Welding ceramic pad heater
(courtesy of HotfoilEHS)
The goal of preheating and post weld (PWHT) heating is to maintain temperature between weld passes and to uniformly control changes in target temperatures. By properly achieving, maintaining, and then cooling weld temperatures, you lower weld stress, distortion, reduce shrinkage stress and allow unwanted hydrogen to escape.

It is very important to understand the material characteristics of the metals being welded, and know minimum and maximum preheat temperatures, particularly in tempered steels.

For most preheating, post heat treating, and interpass heating, precise temperature control isn't required. Its more important to maintain a minimum temperature, and stay within an acceptable range during the actual welding process, as well as during cool down.

Exceptions are with tempered steels. Tempered steels have already been heat treated at the steel mill and applying too much preheat can alter that tempering. In these cases, proper set point, temperature limiting, and temperature ramp rate of the welded part is critical.

Use of Ceramic Heater Pads

Resistance heating pads are constructed of ceramic beads strung on nichrome wire. These resistance heating elements accurately raise the workpiece temperature to the proper temperature before, during, and after welding, complying with recommended preheat, interpass, and PWHT practices. These semi-flexible ceramic heater pads, with their interlocking beads and high temperature wire, allow for a fit conforming to the shape of the workpiece, and are capable of temperatures up to 1,850 degrees F. Ceramic mat (pad) heaters have an additional benefit in that they don’t have to be moved during welding.

welding temperature controls
Recorders and controls used for
welding preheat and post heat.
Electronic temperature controllers use several thermocouples spot welded to the workpiece to monitor and regulate the actual part temperature throughout the operation. Many times the electronic controllers have ramping or temperature profiling capabilities, so that heat-up and cool-down can be carefully controlled. Recorders are often used to produce a record of the temperature profiles over time before, during, and after welding. This is important when welding jobs require careful documentation.

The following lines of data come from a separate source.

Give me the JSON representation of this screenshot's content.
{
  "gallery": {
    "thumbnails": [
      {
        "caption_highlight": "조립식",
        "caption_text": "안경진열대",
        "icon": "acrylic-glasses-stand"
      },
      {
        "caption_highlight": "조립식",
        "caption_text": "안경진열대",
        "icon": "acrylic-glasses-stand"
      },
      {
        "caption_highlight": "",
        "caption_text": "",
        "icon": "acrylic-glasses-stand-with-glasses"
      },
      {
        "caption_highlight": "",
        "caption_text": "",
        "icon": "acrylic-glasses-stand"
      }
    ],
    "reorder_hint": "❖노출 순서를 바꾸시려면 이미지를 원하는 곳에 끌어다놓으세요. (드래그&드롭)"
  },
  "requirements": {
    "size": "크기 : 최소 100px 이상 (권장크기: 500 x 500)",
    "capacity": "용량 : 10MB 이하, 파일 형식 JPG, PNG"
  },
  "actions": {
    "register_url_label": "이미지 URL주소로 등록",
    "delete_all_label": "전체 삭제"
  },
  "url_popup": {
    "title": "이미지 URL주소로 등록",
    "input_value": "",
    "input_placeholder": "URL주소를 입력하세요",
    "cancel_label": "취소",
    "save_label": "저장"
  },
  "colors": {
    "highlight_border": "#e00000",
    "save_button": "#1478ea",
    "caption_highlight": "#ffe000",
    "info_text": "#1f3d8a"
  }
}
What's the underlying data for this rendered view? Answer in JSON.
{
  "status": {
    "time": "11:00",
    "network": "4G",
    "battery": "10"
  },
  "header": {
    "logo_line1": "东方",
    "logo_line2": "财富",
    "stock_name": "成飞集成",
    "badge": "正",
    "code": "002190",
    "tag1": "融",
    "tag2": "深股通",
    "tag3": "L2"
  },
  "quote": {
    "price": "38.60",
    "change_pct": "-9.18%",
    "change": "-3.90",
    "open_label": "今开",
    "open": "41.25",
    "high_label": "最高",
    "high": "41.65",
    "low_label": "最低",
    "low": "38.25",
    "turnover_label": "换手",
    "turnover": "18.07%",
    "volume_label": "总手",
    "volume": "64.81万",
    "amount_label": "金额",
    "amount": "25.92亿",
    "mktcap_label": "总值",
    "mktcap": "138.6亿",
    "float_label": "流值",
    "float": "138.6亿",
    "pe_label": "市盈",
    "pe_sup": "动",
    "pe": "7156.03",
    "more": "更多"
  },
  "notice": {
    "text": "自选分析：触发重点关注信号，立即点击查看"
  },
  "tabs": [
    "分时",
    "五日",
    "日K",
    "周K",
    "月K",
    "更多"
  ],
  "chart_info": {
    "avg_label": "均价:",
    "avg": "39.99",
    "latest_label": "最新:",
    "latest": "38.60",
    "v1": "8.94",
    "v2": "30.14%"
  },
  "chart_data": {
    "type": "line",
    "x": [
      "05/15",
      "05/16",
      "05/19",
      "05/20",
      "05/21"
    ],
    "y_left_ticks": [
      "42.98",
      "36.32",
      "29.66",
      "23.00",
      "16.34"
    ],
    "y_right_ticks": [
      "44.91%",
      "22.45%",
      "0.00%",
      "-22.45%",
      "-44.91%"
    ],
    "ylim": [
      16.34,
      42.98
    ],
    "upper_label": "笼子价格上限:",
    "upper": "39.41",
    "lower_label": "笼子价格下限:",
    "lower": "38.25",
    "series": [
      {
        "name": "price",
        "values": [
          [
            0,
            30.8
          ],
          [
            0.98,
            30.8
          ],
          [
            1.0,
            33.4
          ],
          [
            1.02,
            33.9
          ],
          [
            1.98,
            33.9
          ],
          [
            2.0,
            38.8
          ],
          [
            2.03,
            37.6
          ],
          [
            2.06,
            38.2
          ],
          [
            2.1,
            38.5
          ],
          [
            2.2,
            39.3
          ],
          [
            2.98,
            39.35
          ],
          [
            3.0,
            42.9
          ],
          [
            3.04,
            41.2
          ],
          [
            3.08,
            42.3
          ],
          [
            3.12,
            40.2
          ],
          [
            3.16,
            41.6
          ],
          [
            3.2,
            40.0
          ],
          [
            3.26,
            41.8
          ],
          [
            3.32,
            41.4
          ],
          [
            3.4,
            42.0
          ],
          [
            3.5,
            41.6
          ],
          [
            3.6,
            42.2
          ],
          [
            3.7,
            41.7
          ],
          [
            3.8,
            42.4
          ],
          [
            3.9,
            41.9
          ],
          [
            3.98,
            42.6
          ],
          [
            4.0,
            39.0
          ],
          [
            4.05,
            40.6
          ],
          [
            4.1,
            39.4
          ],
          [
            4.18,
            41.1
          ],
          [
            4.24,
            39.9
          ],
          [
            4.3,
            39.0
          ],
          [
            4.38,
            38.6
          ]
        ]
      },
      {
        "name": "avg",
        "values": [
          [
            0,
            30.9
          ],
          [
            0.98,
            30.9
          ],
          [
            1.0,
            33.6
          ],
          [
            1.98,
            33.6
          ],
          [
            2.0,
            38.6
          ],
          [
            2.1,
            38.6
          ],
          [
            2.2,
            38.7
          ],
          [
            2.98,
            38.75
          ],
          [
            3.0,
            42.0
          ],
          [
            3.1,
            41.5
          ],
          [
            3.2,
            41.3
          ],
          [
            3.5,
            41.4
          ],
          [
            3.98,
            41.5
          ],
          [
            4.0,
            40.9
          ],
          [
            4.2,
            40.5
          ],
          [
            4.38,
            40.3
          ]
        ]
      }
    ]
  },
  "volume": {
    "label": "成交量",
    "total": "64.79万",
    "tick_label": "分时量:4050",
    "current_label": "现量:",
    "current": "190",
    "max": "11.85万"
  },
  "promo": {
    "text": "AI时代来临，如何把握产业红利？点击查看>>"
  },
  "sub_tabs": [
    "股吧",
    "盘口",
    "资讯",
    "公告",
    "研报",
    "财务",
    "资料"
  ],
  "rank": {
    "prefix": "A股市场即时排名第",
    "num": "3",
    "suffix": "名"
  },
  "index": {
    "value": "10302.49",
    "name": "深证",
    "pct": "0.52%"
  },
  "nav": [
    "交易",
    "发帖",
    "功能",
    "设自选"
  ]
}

An average application is as follows: the heater pad is wrapped around the workpiece, and insulation is applied to the weld joint and the temperature controller is set. Once preheat temperature is achieved, a welder removes the insulation and starts their work. After the weld, the ceramic heaters can be placed over the weld and the controllers can be reset for proper PWHT.